- [TASK DIRECTIONS] Please return all records verbatim, no pictures.

- [PROVIDED DATA]
%%

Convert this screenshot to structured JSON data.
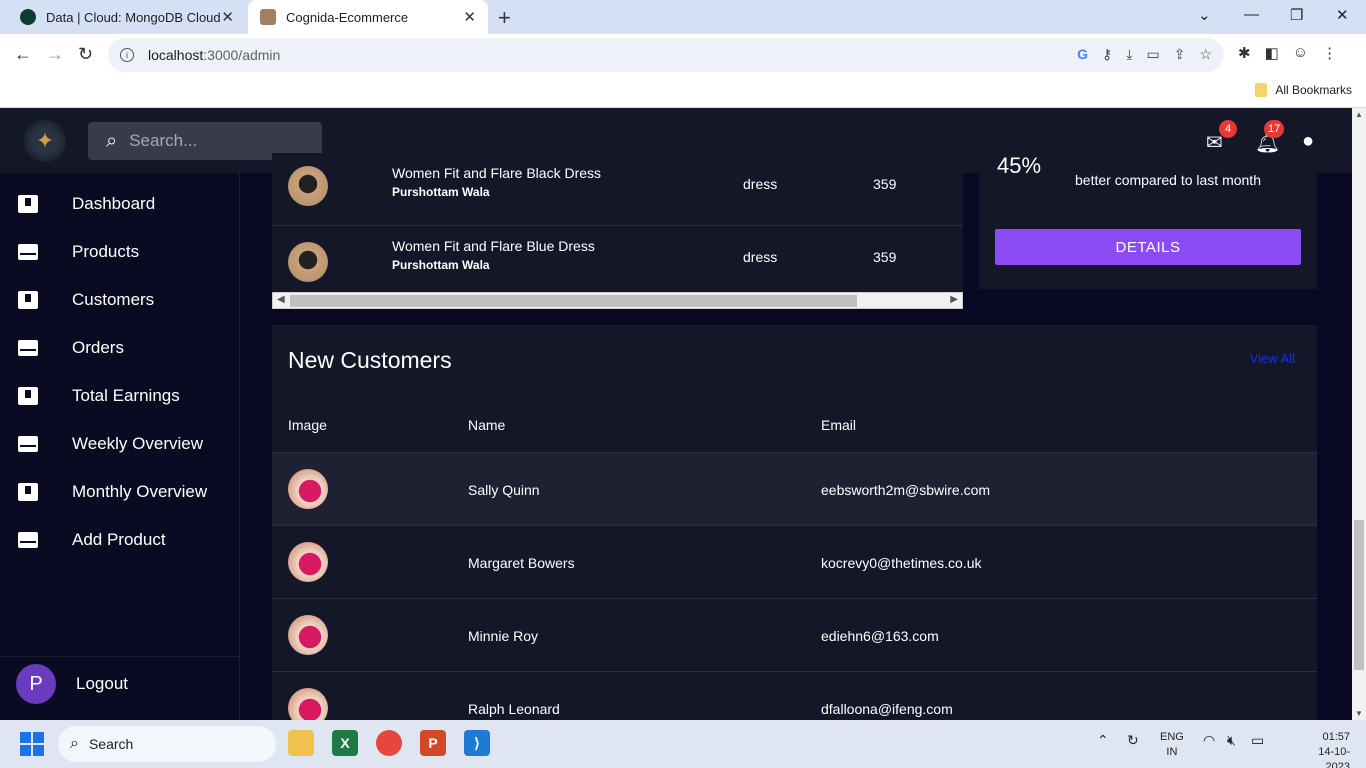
{
  "browser": {
    "tabs": [
      {
        "title": "Data | Cloud: MongoDB Cloud",
        "active": false
      },
      {
        "title": "Cognida-Ecommerce",
        "active": true
      }
    ],
    "url_host": "localhost",
    "url_path": ":3000/admin",
    "bookmarks_label": "All Bookmarks"
  },
  "app": {
    "search_placeholder": "Search...",
    "mail_count": "4",
    "notification_count": "17",
    "sidebar": {
      "items": [
        {
          "label": "Dashboard",
          "icon": "inbox-icon"
        },
        {
          "label": "Products",
          "icon": "mail-icon"
        },
        {
          "label": "Customers",
          "icon": "inbox-icon"
        },
        {
          "label": "Orders",
          "icon": "mail-icon"
        },
        {
          "label": "Total Earnings",
          "icon": "inbox-icon"
        },
        {
          "label": "Weekly Overview",
          "icon": "mail-icon"
        },
        {
          "label": "Monthly Overview",
          "icon": "inbox-icon"
        },
        {
          "label": "Add Product",
          "icon": "mail-icon"
        }
      ],
      "logout_initial": "P",
      "logout_label": "Logout"
    },
    "products": [
      {
        "name": "Women Fit and Flare Black Dress",
        "seller": "Purshottam Wala",
        "category": "dress",
        "price": "359"
      },
      {
        "name": "Women Fit and Flare Blue Dress",
        "seller": "Purshottam Wala",
        "category": "dress",
        "price": "359"
      }
    ],
    "summary": {
      "percent": "45%",
      "text": "better compared to last month",
      "details_label": "DETAILS"
    },
    "customers": {
      "title": "New Customers",
      "view_all": "View All",
      "headers": [
        "Image",
        "Name",
        "Email"
      ],
      "rows": [
        {
          "name": "Sally Quinn",
          "email": "eebsworth2m@sbwire.com"
        },
        {
          "name": "Margaret Bowers",
          "email": "kocrevy0@thetimes.co.uk"
        },
        {
          "name": "Minnie Roy",
          "email": "ediehn6@163.com"
        },
        {
          "name": "Ralph Leonard",
          "email": "dfalloona@ifeng.com"
        }
      ]
    }
  },
  "taskbar": {
    "search_label": "Search",
    "lang_line1": "ENG",
    "lang_line2": "IN",
    "time": "01:57",
    "date": "14-10-2023"
  }
}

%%

- [SOLUTION TO THIS PROBLEM]
Convert this screenshot to structured JSON data.
{
  "browser": {
    "tabs": [
      {
        "title": "Data | Cloud: MongoDB Cloud",
        "active": false
      },
      {
        "title": "Cognida-Ecommerce",
        "active": true
      }
    ],
    "url_host": "localhost",
    "url_path": ":3000/admin",
    "bookmarks_label": "All Bookmarks"
  },
  "app": {
    "search_placeholder": "Search...",
    "mail_count": "4",
    "notification_count": "17",
    "sidebar": {
      "items": [
        {
          "label": "Dashboard",
          "icon": "inbox-icon"
        },
        {
          "label": "Products",
          "icon": "mail-icon"
        },
        {
          "label": "Customers",
          "icon": "inbox-icon"
        },
        {
          "label": "Orders",
          "icon": "mail-icon"
        },
        {
          "label": "Total Earnings",
          "icon": "inbox-icon"
        },
        {
          "label": "Weekly Overview",
          "icon": "mail-icon"
        },
        {
          "label": "Monthly Overview",
          "icon": "inbox-icon"
        },
        {
          "label": "Add Product",
          "icon": "mail-icon"
        }
      ],
      "logout_initial": "P",
      "logout_label": "Logout"
    },
    "products": [
      {
        "name": "Women Fit and Flare Black Dress",
        "seller": "Purshottam Wala",
        "category": "dress",
        "price": "359"
      },
      {
        "name": "Women Fit and Flare Blue Dress",
        "seller": "Purshottam Wala",
        "category": "dress",
        "price": "359"
      }
    ],
    "summary": {
      "percent": "45%",
      "text": "better compared to last month",
      "details_label": "DETAILS"
    },
    "customers": {
      "title": "New Customers",
      "view_all": "View All",
      "headers": [
        "Image",
        "Name",
        "Email"
      ],
      "rows": [
        {
          "name": "Sally Quinn",
          "email": "eebsworth2m@sbwire.com"
        },
        {
          "name": "Margaret Bowers",
          "email": "kocrevy0@thetimes.co.uk"
        },
        {
          "name": "Minnie Roy",
          "email": "ediehn6@163.com"
        },
        {
          "name": "Ralph Leonard",
          "email": "dfalloona@ifeng.com"
        }
      ]
    }
  },
  "taskbar": {
    "search_label": "Search",
    "lang_line1": "ENG",
    "lang_line2": "IN",
    "time": "01:57",
    "date": "14-10-2023"
  }
}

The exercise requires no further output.